“It’s a slow planning process. But it’s a very, very urgent need, not just because it’s an old bridge, but it’s just not functional for 21st Century use,” Paine said. “It doesn’t serve the cities of Duluth and Superior the way we need it to, and so I’m really hoping he’s going to talk about that bridge and ways we can speed up that project.”

After more than 60 years of use, the bridge is deteriorating and nearing the end of its useful life. The bridge opened in 1961 and is being inspected every year to ensure its safety. It’s currently under load restrictions because of deficiencies in the bridge’s primary trusses. Around 33,000 drivers use the bridge each day to travel between the two cities.

Wisconsin Transportation Secretary Craig Thompson previously told WPR the agency would explore competing for $12.5 billion through the infrastructure law under the Bridge Investment Program to help fund the Blatnik Bridge project.

Minnesota and Wisconsin are working together to secure federal funding for the project, which they hope will cover the majority of the project’s cost. That cost would be split 50-50 between the two states. But because it qualifies as a major interstate bridge for Wisconsin, funding its replacement requires legislative action and approval.

Kyle Bukovich, president of the Northern Wisconsin Building & Construction Trades Council, said any funding for the Blatnik Bridge, roads or water infrastructure would be greatly welcomed.

“Especially since we are climbing out of COVID,” he said. “We’re such a rural area up here. A lot of these road projects are much needed to boost the economy and provide more family-sustaining jobs.”

He added the region is “overshadowed by Madison” and has struggled to obtain funding to address its deteriorating roads. Local leaders and community members have long lobbied for a half-percent sales tax to increase funding for road repairs, but those requests have met opposition from Republican lawmakers.

Biden last visited Wisconsin eight months ago when he touted the $1.2 trillion infrastructure plan in La Crosse prior to its approval by Congress in November. He last visited the Twin Ports region during his 2020 presidential campaign.

The passage of the bipartisan infrastructure law marked a significant victory for Biden and the largest infusion of federal funding for the nation’s aging infrastructure in decades.

The infrastructure law includes $550 billion in new spending over five years. About $650 billion would be shifted from existing funds and projects. The plan devotes $110 billion for roads and bridges and provides $55 billion to address the nation’s deteriorating water infrastructure and eliminate lead pipes. There’s $65 billion to expand broadband internet.

Tylor Elm, president of the Superior City Council, said the infrastructure funding could accelerate a $31 million plan to build a city-owned broadband network.

“We’re going to take and make use of any grant that’s available, and that includes the infrastructure law,” Elm said. “We’ll absolutely be looking at all those resources to make the connections possible at an affordable rate, helping solve the digital divide, planning for the future, in terms of having fast connectivity for everyone.”

Superior’ mayor said the city has selected a contractor for the broadband project and hopes the city council will sign off on that selection by the end of March.
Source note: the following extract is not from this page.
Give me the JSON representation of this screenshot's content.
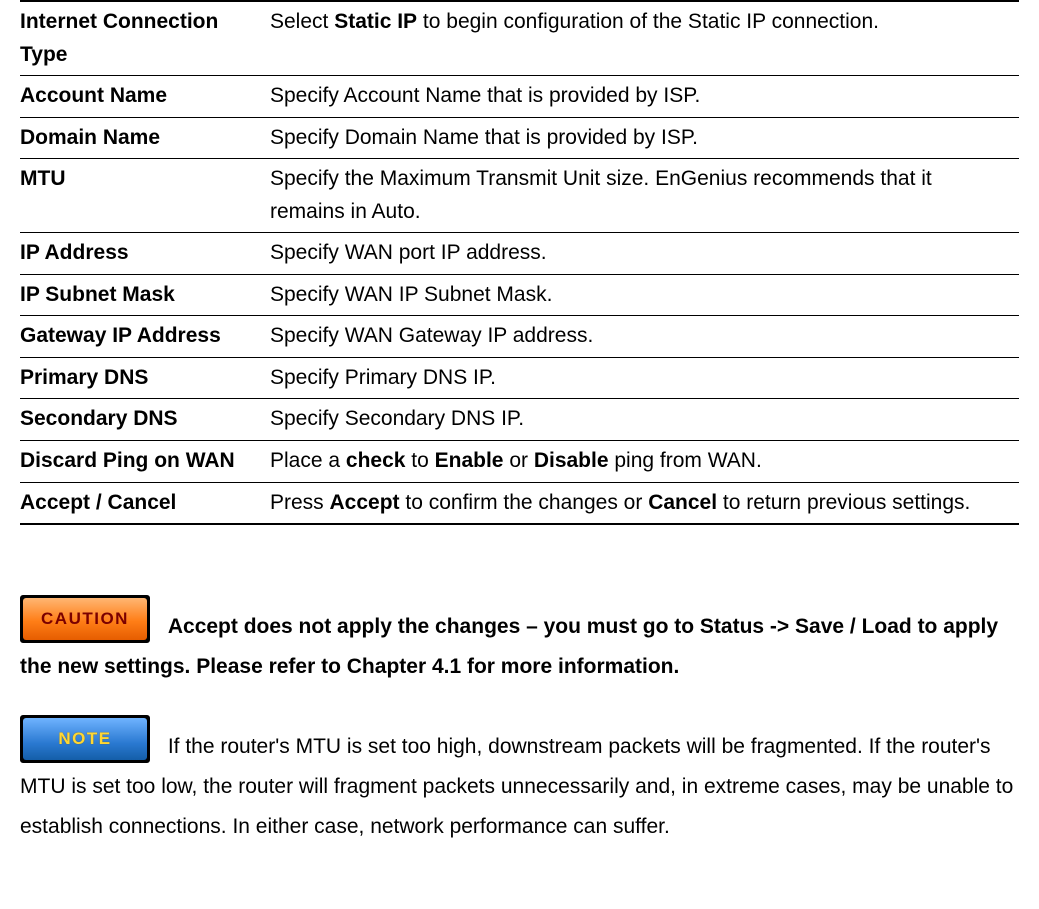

Paine also mentioned that $1 billion in funding through the infrastructure law could help to clean up the St. Louis River, one of the Great Lakes’ most polluted sites.

The president’s visit comes as Biden has announced new sanctions against Russia amid its invasion of Ukraine and the subsequent surge in oil and gas prices. Securing domestic energy production was addressed in a statement from the Republican Party of Wisconsin.

“If Joe Biden wants to talk infrastructure during a global state of emergency, he should commit to maintaining pipelines like Line 5 and restart construction of Keystone XL. His record against miners is in direct opposition to the values of northern Wisconsin,” said Anna Kelly, spokesperson for the party.